◆ **RECORDED DATA**:
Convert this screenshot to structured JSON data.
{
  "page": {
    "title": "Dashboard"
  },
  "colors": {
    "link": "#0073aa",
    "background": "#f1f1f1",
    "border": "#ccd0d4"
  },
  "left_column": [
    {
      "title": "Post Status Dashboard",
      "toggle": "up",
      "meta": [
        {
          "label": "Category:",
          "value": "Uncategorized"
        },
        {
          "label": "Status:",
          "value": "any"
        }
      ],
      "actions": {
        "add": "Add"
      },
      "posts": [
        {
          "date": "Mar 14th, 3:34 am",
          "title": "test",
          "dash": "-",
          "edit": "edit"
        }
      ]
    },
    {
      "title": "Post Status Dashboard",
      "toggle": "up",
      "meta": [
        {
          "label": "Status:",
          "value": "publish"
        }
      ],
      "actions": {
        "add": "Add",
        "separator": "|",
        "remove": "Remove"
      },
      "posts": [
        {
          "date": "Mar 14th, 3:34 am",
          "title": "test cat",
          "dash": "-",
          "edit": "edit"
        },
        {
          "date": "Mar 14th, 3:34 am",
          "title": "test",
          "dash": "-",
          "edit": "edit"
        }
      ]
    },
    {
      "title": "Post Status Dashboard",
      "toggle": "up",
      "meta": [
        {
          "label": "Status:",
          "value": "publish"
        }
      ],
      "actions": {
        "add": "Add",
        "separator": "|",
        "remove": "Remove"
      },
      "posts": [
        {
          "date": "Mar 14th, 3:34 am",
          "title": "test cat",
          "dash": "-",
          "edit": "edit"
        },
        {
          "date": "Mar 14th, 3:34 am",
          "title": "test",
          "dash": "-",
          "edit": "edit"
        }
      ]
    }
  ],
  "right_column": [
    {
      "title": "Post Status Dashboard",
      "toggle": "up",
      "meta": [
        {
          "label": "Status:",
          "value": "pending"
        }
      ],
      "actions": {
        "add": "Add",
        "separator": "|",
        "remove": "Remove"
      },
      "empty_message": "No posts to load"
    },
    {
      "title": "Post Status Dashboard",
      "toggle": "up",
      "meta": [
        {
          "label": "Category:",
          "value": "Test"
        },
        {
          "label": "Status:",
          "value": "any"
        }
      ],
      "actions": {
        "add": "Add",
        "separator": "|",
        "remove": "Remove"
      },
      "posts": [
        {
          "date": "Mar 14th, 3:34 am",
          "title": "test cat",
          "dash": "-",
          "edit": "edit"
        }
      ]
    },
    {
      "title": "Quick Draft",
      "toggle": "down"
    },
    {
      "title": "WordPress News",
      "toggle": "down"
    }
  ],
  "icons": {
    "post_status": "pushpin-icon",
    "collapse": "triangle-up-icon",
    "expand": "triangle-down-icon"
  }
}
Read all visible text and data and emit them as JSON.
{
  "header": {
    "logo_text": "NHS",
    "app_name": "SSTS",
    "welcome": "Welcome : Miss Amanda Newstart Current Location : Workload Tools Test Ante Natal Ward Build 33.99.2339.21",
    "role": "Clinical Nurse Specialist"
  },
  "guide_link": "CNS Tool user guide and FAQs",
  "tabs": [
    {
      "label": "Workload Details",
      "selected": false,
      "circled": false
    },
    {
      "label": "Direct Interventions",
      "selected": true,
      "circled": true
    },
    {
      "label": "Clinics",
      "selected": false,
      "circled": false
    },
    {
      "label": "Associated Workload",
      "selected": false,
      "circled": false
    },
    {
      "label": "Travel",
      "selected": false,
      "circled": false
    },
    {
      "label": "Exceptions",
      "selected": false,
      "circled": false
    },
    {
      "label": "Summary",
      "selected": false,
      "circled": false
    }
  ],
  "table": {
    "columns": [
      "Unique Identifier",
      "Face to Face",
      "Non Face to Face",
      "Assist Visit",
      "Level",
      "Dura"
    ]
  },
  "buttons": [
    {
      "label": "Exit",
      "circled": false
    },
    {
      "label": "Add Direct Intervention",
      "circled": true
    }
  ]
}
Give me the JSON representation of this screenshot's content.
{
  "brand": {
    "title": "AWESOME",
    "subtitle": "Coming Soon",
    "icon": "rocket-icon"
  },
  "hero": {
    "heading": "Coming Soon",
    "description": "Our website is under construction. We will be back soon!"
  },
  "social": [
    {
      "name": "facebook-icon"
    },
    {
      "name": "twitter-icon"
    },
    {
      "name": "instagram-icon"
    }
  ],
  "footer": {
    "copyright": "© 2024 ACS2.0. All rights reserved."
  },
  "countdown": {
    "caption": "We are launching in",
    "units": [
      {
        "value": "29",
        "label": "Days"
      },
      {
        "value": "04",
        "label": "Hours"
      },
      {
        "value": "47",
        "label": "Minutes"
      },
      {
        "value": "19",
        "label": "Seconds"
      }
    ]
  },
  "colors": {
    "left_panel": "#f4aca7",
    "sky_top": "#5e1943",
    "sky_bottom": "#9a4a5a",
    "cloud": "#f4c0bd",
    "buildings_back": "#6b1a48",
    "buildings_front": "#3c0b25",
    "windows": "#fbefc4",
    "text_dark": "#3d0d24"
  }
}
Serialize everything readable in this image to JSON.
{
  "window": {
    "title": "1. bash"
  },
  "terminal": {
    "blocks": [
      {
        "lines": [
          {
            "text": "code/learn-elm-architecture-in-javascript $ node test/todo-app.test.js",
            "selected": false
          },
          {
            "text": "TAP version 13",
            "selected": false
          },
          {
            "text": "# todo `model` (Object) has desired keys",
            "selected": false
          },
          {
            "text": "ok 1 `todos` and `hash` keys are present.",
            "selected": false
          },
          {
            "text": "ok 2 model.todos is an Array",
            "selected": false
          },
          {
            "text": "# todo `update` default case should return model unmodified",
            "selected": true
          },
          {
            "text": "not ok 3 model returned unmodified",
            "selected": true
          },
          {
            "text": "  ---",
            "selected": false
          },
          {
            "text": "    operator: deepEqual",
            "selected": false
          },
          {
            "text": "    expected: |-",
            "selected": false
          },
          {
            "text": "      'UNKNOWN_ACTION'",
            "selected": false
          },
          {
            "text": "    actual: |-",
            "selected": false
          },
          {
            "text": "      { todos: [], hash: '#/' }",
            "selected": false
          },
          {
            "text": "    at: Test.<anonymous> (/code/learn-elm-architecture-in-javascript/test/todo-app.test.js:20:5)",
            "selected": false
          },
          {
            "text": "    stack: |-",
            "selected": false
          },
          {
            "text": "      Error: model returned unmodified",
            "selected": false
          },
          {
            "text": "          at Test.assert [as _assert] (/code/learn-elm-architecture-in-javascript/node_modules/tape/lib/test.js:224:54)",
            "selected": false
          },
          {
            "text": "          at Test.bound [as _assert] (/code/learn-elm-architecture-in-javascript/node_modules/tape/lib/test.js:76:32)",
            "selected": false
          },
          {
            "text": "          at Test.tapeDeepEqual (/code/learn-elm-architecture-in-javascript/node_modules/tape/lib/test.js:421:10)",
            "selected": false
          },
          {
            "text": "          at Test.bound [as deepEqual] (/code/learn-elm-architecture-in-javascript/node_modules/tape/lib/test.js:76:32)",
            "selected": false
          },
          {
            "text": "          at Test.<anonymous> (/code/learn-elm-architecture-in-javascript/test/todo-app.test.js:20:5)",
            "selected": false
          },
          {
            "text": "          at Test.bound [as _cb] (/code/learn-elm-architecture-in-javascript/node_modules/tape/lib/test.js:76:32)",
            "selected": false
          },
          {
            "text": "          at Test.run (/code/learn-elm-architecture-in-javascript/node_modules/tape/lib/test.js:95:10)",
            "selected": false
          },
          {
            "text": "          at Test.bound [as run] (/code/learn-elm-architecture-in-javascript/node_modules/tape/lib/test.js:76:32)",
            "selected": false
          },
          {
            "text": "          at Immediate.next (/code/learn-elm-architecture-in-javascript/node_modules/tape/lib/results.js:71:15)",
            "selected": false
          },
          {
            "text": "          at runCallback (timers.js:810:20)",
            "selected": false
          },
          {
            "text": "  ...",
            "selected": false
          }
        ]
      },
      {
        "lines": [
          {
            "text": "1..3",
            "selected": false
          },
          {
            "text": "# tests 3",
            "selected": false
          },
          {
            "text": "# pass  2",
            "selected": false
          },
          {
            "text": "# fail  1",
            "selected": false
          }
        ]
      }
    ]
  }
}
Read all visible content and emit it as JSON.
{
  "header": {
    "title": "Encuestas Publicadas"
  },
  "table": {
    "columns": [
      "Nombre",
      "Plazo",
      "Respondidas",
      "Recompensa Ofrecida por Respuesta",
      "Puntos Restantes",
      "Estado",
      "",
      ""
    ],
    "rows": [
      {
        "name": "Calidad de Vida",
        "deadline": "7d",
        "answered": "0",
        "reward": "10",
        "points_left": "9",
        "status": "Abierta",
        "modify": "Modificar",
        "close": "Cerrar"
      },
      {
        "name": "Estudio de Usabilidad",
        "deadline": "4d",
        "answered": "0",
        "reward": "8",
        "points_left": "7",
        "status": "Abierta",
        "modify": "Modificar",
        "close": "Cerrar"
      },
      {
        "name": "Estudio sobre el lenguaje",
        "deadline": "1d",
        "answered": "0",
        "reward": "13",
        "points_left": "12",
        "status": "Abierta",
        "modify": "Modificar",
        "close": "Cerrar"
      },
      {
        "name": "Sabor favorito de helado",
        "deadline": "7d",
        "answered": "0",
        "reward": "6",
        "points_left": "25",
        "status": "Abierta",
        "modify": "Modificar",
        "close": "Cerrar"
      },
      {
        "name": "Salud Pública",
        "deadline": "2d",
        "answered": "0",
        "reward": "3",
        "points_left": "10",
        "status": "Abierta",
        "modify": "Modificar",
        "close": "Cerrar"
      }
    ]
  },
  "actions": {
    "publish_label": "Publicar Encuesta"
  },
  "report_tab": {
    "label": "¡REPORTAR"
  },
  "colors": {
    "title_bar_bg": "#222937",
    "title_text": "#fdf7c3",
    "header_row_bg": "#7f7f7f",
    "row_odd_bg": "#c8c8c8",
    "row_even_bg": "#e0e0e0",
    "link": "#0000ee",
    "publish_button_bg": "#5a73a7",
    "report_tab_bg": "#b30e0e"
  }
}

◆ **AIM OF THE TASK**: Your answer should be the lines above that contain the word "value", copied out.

◆ **RESULT**:
          "value": "Uncategorized"
          "value": "any"
          "value": "publish"
          "value": "publish"
          "value": "pending"
          "value": "Test"
          "value": "any"
        "value": "29",
        "value": "04",
        "value": "47",
        "value": "19",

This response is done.